A little vacant space in the back yard could be the perfect spot for a garden.
Maybe you plant tomatoes, some peppers—fresh produce in the summer is wonderful.
The same thing is true over at the Tulsa Zoo.
A bit of vacant exhibit space is providing fresh produce for the animals.
Jay Ross is the horticulture curator, responsible for stuff that grows, like the mulberry tree he was busy trimming Tuesday, and, of course, vegetables.
The space, many will recognize as the home of the butterfly exhibit several years ago.
Recently, though, the space wasn't being used for anything, so Jay and his staff re-appropriated it.
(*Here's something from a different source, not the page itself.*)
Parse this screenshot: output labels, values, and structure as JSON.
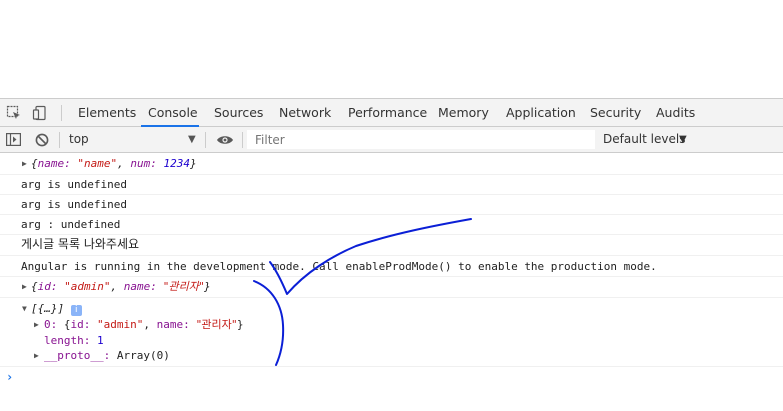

"We call it the commissary garden, because it supplements our commissary, so they can feed it out to the animals," Ross said.
There are peppers, cabbage and kale, and lots of tomatoes.
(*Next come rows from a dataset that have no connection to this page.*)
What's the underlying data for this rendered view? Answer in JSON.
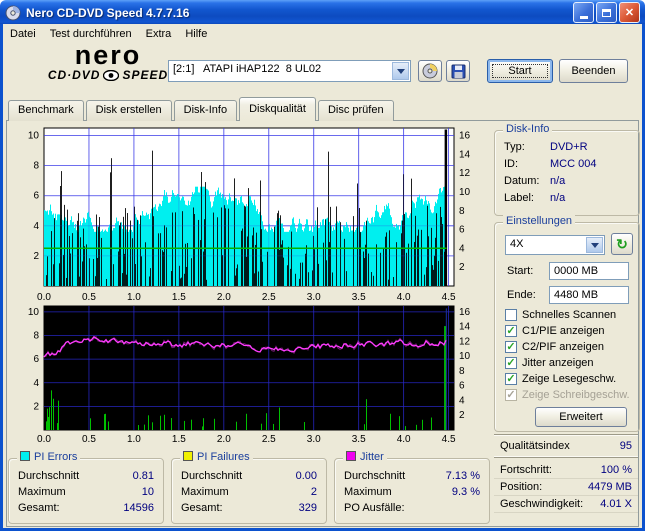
{
  "window": {
    "title": "Nero CD-DVD Speed 4.7.7.16"
  },
  "menu": {
    "items": [
      "Datei",
      "Test durchführen",
      "Extra",
      "Hilfe"
    ]
  },
  "logo": {
    "brand": "nero",
    "sub_left": "CD·DVD",
    "sub_right": "SPEED"
  },
  "toolbar": {
    "drive_selected": "[2:1]   ATAPI iHAP122  8 UL02",
    "start_label": "Start",
    "quit_label": "Beenden"
  },
  "tabs": [
    {
      "label": "Benchmark"
    },
    {
      "label": "Disk erstellen"
    },
    {
      "label": "Disk-Info"
    },
    {
      "label": "Diskqualität",
      "active": true
    },
    {
      "label": "Disc prüfen"
    }
  ],
  "disk_info": {
    "title": "Disk-Info",
    "rows": [
      {
        "label": "Typ:",
        "value": "DVD+R"
      },
      {
        "label": "ID:",
        "value": "MCC 004"
      },
      {
        "label": "Datum:",
        "value": "n/a"
      },
      {
        "label": "Label:",
        "value": "n/a"
      }
    ]
  },
  "settings": {
    "title": "Einstellungen",
    "speed_selected": "4X",
    "start_label": "Start:",
    "start_value": "0000 MB",
    "end_label": "Ende:",
    "end_value": "4480 MB",
    "checkboxes": [
      {
        "label": "Schnelles Scannen",
        "checked": false,
        "disabled": false
      },
      {
        "label": "C1/PIE anzeigen",
        "checked": true,
        "disabled": false
      },
      {
        "label": "C2/PIF anzeigen",
        "checked": true,
        "disabled": false
      },
      {
        "label": "Jitter anzeigen",
        "checked": true,
        "disabled": false
      },
      {
        "label": "Zeige Lesegeschw.",
        "checked": true,
        "disabled": false
      },
      {
        "label": "Zeige Schreibgeschw.",
        "checked": true,
        "disabled": true
      }
    ],
    "advanced_label": "Erweitert"
  },
  "quality": {
    "label": "Qualitätsindex",
    "value": "95"
  },
  "progress": {
    "rows": [
      {
        "label": "Fortschritt:",
        "value": "100 %"
      },
      {
        "label": "Position:",
        "value": "4479 MB"
      },
      {
        "label": "Geschwindigkeit:",
        "value": "4.01 X"
      }
    ]
  },
  "stats": [
    {
      "title": "PI Errors",
      "color": "#00F0F0",
      "rows": [
        {
          "label": "Durchschnitt",
          "value": "0.81"
        },
        {
          "label": "Maximum",
          "value": "10"
        },
        {
          "label": "Gesamt:",
          "value": "14596"
        }
      ]
    },
    {
      "title": "PI Failures",
      "color": "#F0F000",
      "rows": [
        {
          "label": "Durchschnitt",
          "value": "0.00"
        },
        {
          "label": "Maximum",
          "value": "2"
        },
        {
          "label": "Gesamt:",
          "value": "329"
        }
      ]
    },
    {
      "title": "Jitter",
      "color": "#F000F0",
      "rows": [
        {
          "label": "Durchschnitt",
          "value": "7.13 %"
        },
        {
          "label": "Maximum",
          "value": "9.3 %"
        },
        {
          "label": "PO Ausfälle:",
          "value": ""
        }
      ]
    }
  ],
  "chart_data": [
    {
      "type": "bar",
      "name": "pi-errors-and-read-speed",
      "x_ticks": [
        "0.0",
        "0.5",
        "1.0",
        "1.5",
        "2.0",
        "2.5",
        "3.0",
        "3.5",
        "4.0",
        "4.5"
      ],
      "x_data_end_gb": 4.48,
      "y_left": {
        "ticks": [
          10,
          8,
          6,
          4,
          2
        ],
        "max": 10.5
      },
      "y_right": {
        "ticks": [
          16,
          14,
          12,
          10,
          8,
          6,
          4,
          2
        ],
        "max": 16.8
      },
      "plot_bg": "#FFFFFF",
      "grid_color": "#3A3AE8",
      "series": [
        {
          "name": "PI Errors (C1/PIE)",
          "type": "bar",
          "color": "#00EFEF",
          "spike_color": "#000000",
          "average": 0.81,
          "maximum": 10,
          "total": 14596
        },
        {
          "name": "Lesegeschwindigkeit",
          "type": "line",
          "color": "#00B400",
          "value_x": 4.01,
          "axis": "right"
        }
      ],
      "seed": 20107
    },
    {
      "type": "mixed",
      "name": "jitter-and-pi-failures",
      "x_ticks": [
        "0.0",
        "0.5",
        "1.0",
        "1.5",
        "2.0",
        "2.5",
        "3.0",
        "3.5",
        "4.0",
        "4.5"
      ],
      "x_data_end_gb": 4.48,
      "y_left": {
        "ticks": [
          10,
          8,
          6,
          4,
          2
        ],
        "max": 10.5
      },
      "y_right": {
        "ticks": [
          16,
          14,
          12,
          10,
          8,
          6,
          4,
          2
        ],
        "max": 16.8
      },
      "plot_bg": "#000000",
      "grid_color": "#2828C8",
      "series": [
        {
          "name": "PI Failures (C2/PIF)",
          "type": "bar",
          "color": "#00C000",
          "average": 0.0,
          "maximum": 2,
          "total": 329
        },
        {
          "name": "Jitter",
          "type": "line",
          "color": "#FF3CFF",
          "average_pct": 7.13,
          "maximum_pct": 9.3
        }
      ],
      "seed": 4117
    }
  ]
}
"I know we're not making a significant dent in our food budget, but at the same time, we know where it came from. It's local and it's sustainable," Ross said.
And it's clean. They use no pesticides in the garden.
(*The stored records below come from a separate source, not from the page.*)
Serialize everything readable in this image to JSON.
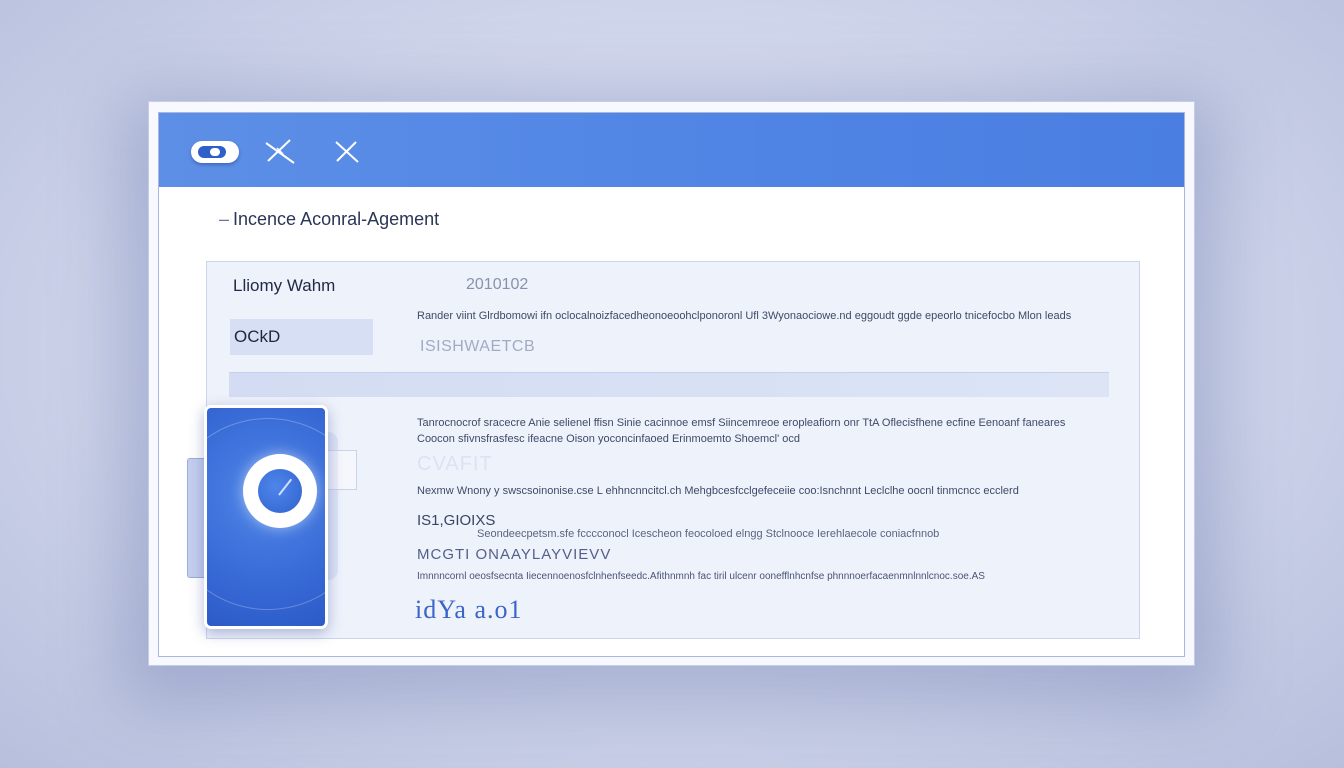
{
  "window": {
    "title": "Incence Aconral-Agement",
    "title_prefix": "–"
  },
  "toolbar": {
    "icons": [
      "toggle-icon",
      "close-icon",
      "close-icon"
    ]
  },
  "form": {
    "name_label": "Lliomy Wahm",
    "date_value": "2010102",
    "ok_button": "OCkD",
    "paragraph_1": "Rander viint Glrdbomowi ifn oclocalnoizfacedheonoeoohclponoronl Ufl 3Wyonaociowe.nd eggoudt ggde epeorlo tnicefocbo Mlon leads",
    "status_text": "ISISHWAETCB",
    "paragraph_2a": "Tanrocnocrof sracecre Anie selienel ffisn Sinie cacinnoe emsf Siincemreoe eropleafiorn onr TtA Oflecisfhene ecfine Eenoanf faneares",
    "paragraph_2b": "Coocon sfivnsfrasfesc ifeacne Oison yoconcinfaoed Erinmoemto Shoemcl' ocd",
    "faded_text": "CVAFIT",
    "paragraph_3": "Nexmw Wnony  y swscsoinonise.cse L ehhncnncitcl.ch Mehgbcesfcclgefeceiie coo:Isnchnnt Leclclhe oocnl tinmcncc  ecclerd",
    "code_1": "IS1,GIOIXS",
    "paragraph_4": "Seondeecpetsm.sfe fcccconocl Icescheon feocoloed elngg Stclnooce Ierehlaecole coniacfnnob",
    "code_2": "MCGTI  ONAAYLAYVIEVV",
    "paragraph_5": "Imnnncornl oeosfsecnta Iiecennoenosfclnhenfseedc.Afithnmnh fac tiril ulcenr oonefflnhcnfse phnnnoerfacaenmnlnnlcnoc.soe.AS",
    "signature": "idYa a.o1"
  },
  "colors": {
    "titlebar": "#5388e5",
    "accent": "#3a65c9",
    "panel": "#eef2fb"
  }
}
The heat and drought has taken its toll on some of the plants. Most people wouldn't eat them, but they're not intended for us, anyway.
"The elephants will eat them," Ross said. "Elephants will eat anything."
That includes the mulberry trimmings. Mulberry is on the approved list of enrichment foods for elephants, among others.
Nothing gets wasted—mulberry trimmings or vacant exhibit space.